Exercise requirements -
Look through the entries below and count the lines with "HAIR" in them; the reply is the number alone.

(Records from a data source)
BEGIN
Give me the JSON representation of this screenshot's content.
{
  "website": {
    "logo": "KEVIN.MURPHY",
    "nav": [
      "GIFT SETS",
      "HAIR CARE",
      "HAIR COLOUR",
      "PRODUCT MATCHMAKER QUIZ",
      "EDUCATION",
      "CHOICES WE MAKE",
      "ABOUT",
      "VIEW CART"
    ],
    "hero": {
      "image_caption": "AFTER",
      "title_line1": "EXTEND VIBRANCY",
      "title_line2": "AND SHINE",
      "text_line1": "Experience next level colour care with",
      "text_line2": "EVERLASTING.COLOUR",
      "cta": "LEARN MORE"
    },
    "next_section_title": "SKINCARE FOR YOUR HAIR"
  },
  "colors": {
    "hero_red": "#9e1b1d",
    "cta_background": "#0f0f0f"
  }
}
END
Result of the exercise -
3